### Description of the task
Among the lines below, copy each one in which "true" appears.

Stored items

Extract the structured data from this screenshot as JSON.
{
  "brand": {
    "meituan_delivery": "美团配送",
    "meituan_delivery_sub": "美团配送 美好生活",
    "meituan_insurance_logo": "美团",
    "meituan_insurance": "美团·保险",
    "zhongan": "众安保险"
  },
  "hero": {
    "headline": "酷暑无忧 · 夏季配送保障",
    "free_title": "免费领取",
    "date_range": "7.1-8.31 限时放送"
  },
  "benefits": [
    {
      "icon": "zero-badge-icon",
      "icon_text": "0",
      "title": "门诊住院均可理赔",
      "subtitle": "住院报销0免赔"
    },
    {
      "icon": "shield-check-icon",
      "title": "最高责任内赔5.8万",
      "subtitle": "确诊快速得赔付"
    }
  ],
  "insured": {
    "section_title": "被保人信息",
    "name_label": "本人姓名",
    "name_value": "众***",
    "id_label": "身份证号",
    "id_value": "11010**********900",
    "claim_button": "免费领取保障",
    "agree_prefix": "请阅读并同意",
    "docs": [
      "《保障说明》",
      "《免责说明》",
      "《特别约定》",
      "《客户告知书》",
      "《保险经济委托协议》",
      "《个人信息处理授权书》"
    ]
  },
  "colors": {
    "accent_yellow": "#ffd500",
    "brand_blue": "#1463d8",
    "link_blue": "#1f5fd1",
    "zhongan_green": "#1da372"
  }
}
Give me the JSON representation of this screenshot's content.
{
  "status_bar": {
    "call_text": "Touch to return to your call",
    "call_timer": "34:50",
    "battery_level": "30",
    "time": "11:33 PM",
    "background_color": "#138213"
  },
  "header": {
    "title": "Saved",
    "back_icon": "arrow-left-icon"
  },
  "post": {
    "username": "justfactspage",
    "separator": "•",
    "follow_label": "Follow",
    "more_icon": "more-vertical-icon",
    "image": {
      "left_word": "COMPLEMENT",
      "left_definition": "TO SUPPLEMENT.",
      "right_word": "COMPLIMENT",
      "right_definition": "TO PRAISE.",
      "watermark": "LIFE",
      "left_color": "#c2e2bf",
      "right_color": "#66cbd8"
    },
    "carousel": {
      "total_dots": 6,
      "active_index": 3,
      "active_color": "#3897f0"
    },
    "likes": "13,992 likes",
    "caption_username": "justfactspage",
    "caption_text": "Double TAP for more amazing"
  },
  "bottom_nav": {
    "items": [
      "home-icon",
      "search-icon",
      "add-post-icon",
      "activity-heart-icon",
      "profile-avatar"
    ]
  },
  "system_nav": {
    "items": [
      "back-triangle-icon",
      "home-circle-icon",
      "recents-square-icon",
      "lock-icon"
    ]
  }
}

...

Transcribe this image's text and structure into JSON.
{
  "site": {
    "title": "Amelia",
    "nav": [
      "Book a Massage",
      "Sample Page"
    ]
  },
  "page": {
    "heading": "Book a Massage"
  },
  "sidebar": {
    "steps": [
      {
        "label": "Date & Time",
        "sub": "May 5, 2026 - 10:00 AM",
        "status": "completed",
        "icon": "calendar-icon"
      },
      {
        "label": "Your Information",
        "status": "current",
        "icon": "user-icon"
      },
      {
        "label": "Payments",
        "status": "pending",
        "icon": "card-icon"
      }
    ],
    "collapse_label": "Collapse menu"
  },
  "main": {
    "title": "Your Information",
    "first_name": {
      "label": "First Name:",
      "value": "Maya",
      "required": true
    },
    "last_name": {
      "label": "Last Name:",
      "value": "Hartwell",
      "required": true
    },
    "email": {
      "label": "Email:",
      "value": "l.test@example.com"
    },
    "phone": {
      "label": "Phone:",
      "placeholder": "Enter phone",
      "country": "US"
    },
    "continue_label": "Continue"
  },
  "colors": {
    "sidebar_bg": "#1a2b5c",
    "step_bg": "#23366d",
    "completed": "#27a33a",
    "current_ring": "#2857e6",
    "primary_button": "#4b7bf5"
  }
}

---

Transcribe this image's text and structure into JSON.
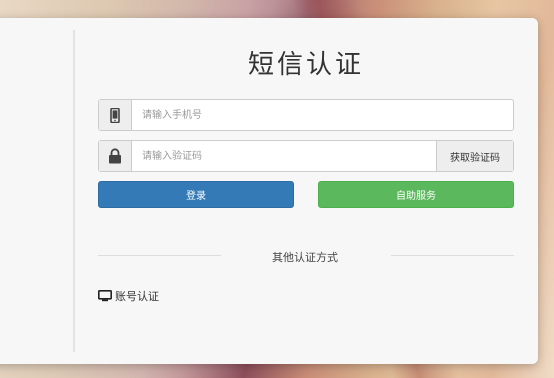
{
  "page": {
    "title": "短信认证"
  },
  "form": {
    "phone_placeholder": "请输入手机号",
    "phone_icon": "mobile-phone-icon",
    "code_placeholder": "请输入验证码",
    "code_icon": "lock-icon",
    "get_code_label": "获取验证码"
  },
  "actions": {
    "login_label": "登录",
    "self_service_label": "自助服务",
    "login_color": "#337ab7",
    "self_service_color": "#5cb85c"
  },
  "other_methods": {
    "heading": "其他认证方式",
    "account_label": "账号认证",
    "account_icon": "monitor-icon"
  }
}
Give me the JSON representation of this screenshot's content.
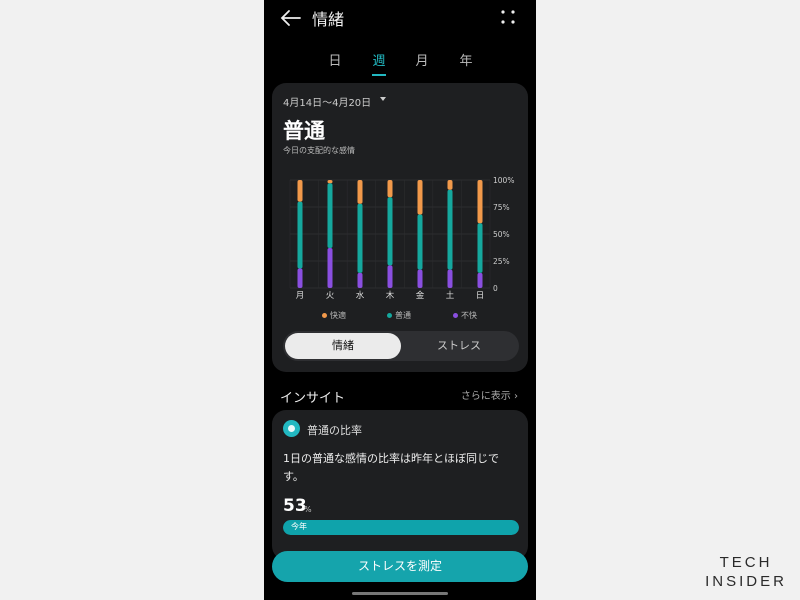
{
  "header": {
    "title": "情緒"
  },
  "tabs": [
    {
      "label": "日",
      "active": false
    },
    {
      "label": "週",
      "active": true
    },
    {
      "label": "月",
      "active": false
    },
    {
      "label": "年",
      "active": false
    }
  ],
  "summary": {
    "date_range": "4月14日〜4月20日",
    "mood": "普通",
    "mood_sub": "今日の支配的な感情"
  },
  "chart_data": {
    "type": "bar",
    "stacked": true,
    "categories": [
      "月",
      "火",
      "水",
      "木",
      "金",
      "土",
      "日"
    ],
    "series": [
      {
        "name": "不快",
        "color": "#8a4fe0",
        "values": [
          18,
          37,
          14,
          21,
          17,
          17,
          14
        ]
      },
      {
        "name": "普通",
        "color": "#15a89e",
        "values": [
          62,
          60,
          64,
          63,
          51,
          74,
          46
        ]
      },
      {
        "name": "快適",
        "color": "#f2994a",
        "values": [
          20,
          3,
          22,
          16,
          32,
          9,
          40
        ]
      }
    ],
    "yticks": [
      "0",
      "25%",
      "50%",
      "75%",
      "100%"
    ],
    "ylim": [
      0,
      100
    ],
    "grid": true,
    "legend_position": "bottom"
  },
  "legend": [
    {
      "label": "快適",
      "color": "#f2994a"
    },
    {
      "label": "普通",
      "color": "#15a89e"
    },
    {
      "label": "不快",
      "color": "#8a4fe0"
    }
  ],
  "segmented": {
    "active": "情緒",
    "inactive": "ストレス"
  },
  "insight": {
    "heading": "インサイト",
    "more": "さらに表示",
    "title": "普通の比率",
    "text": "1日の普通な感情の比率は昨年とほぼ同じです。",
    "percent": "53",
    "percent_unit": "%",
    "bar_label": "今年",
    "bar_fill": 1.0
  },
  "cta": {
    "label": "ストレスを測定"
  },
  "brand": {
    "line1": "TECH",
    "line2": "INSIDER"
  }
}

### Written response
      "required": true
      "required": true
      "active": true
    "stacked": true,
    "grid": true,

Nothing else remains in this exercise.